Socialization in Yemen revolves around chewing khat, an amphetamine-like plant whose leaves are plucked, chewed and held in the mouth. Chewing khat is the main activity at most social gatherings, both informal and formal. In recent years, it has even come to define Yemeni culture. However, khat has replaced many food crops in Yemen and requires large amounts of water to produce. With Yemen facing an impending water shortage, and with many of the effects of khat on the body largely unknown, some Yemenis are questioning the countrywide use of the drug. In this image Mohammed, right, and Ali, chew and sell qat out of the trunk of a car in Sana'a.
Ali Abdullah al-Khadar, left, stores a wad of khat in his mouth as he relaxes in Old Sana'a. Unharvested Khat leaves glow in the sun.
Men chew khat together along the side of a street in Sana'a in the early afternoon.
Hamed Yaha, left, assists Mohammed Yaha Maslah as he harvests khat from a field near Sana'a to sell it to buyers. These buyers then sell the leaves in small plastic bags to customers in khat markets like this one on the right.
Khat vendors sell khat out of small booths in an indoor khat suq in Sana'a.
Men chew khat at a wedding celebration in Sana'a. Weddings in Yemen are sex segregated and the main activity for the men is khat chewing.
Qat trees grow in fileds and among homes in the town of Silfi, on the left. Men visit Ain Beni Mathar, a water source near Sana'a.
Mohammed Ali Saleh, left, and Pashar Ahmed Ali chew qat and relax on a ridge overlooking Sana'a that is a popular place for men to chew qat with each other in the afternoons.
Ali Yaha Sawi, who has lost most of his teeth, uses a small grinder to turn qat leaves into a fine powder he can store in his mouth without chewing, on left. Many Yemeni men carry newly purchased bags of qat on traditional daggers called jambiyyas.

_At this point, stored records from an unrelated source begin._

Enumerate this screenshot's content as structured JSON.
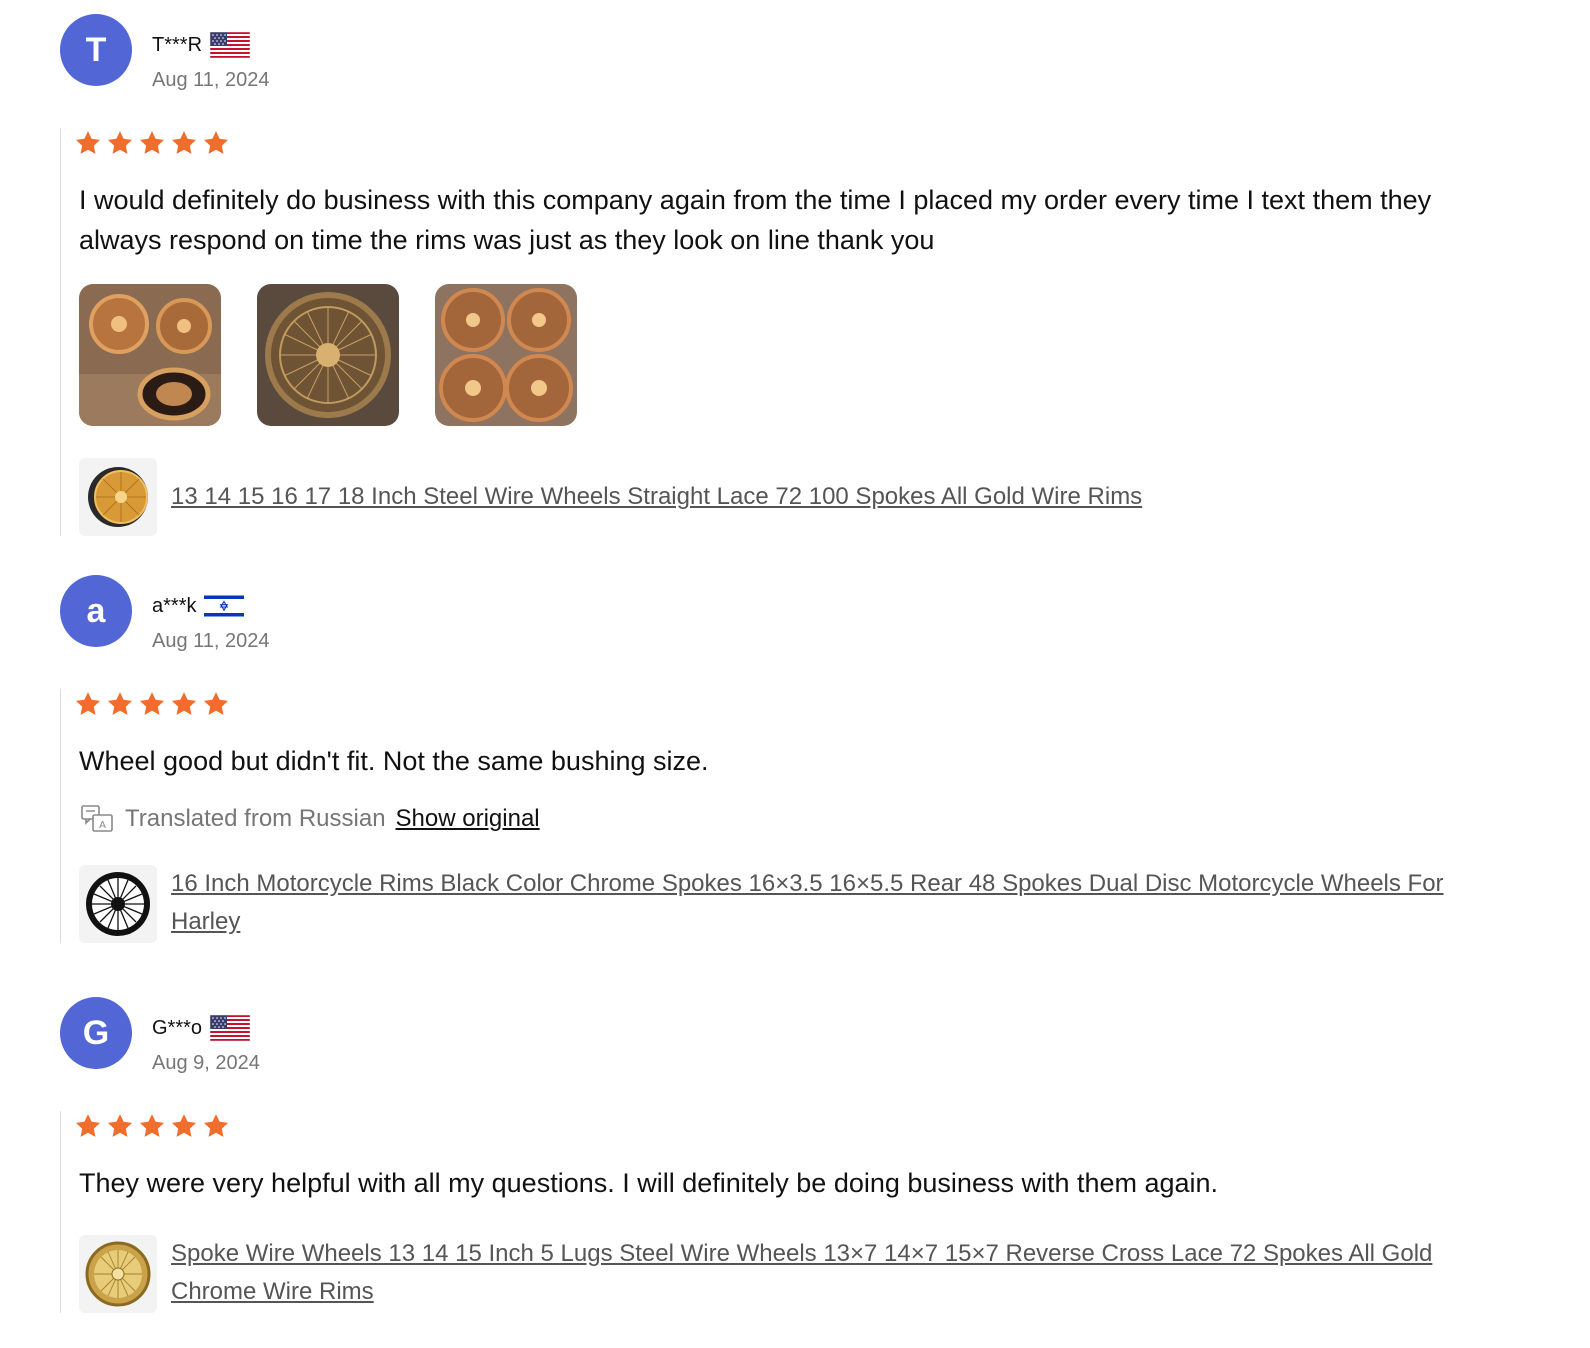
{
  "reviews": [
    {
      "avatar_letter": "T",
      "user": "T***R",
      "flag": "us-flag-icon",
      "date": "Aug 11, 2024",
      "rating": 5,
      "text": "I would definitely do business with this company again from the time I placed my order every time I text them they always respond on time the rims was just as they look on line thank you",
      "photos": [
        "gold-wire-wheels-photo",
        "gold-wire-wheel-closeup-photo",
        "four-gold-wheels-photo"
      ],
      "product": {
        "title": "13 14 15 16 17 18 Inch Steel Wire Wheels Straight Lace 72 100 Spokes All Gold Wire Rims",
        "thumb_icon": "gold-wire-wheel-thumbnail"
      }
    },
    {
      "avatar_letter": "a",
      "user": "a***k",
      "flag": "il-flag-icon",
      "date": "Aug 11, 2024",
      "rating": 5,
      "text": "Wheel good but didn't fit. Not the same bushing size.",
      "translation": {
        "note": "Translated from Russian",
        "show_original": "Show original"
      },
      "product": {
        "title": "16 Inch Motorcycle Rims Black Color Chrome Spokes 16×3.5 16×5.5 Rear 48 Spokes Dual Disc Motorcycle Wheels For Harley",
        "thumb_icon": "black-motorcycle-wheel-thumbnail"
      }
    },
    {
      "avatar_letter": "G",
      "user": "G***o",
      "flag": "us-flag-icon",
      "date": "Aug 9, 2024",
      "rating": 5,
      "text": "They were very helpful with all my questions. I will definitely be doing business with them again.",
      "product": {
        "title": "Spoke Wire Wheels 13 14 15 Inch 5 Lugs Steel Wire Wheels 13×7 14×7 15×7 Reverse Cross Lace 72 Spokes All Gold Chrome Wire Rims",
        "thumb_icon": "gold-chrome-wire-wheel-thumbnail"
      }
    }
  ],
  "colors": {
    "avatar_bg": "#5266d6",
    "star": "#f26c2b",
    "muted_text": "#767676",
    "link_text": "#555555"
  }
}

Khat sellers line the sidewalk at Bab Al Sabah, a market and entrance into Old Sana'a, late into the night.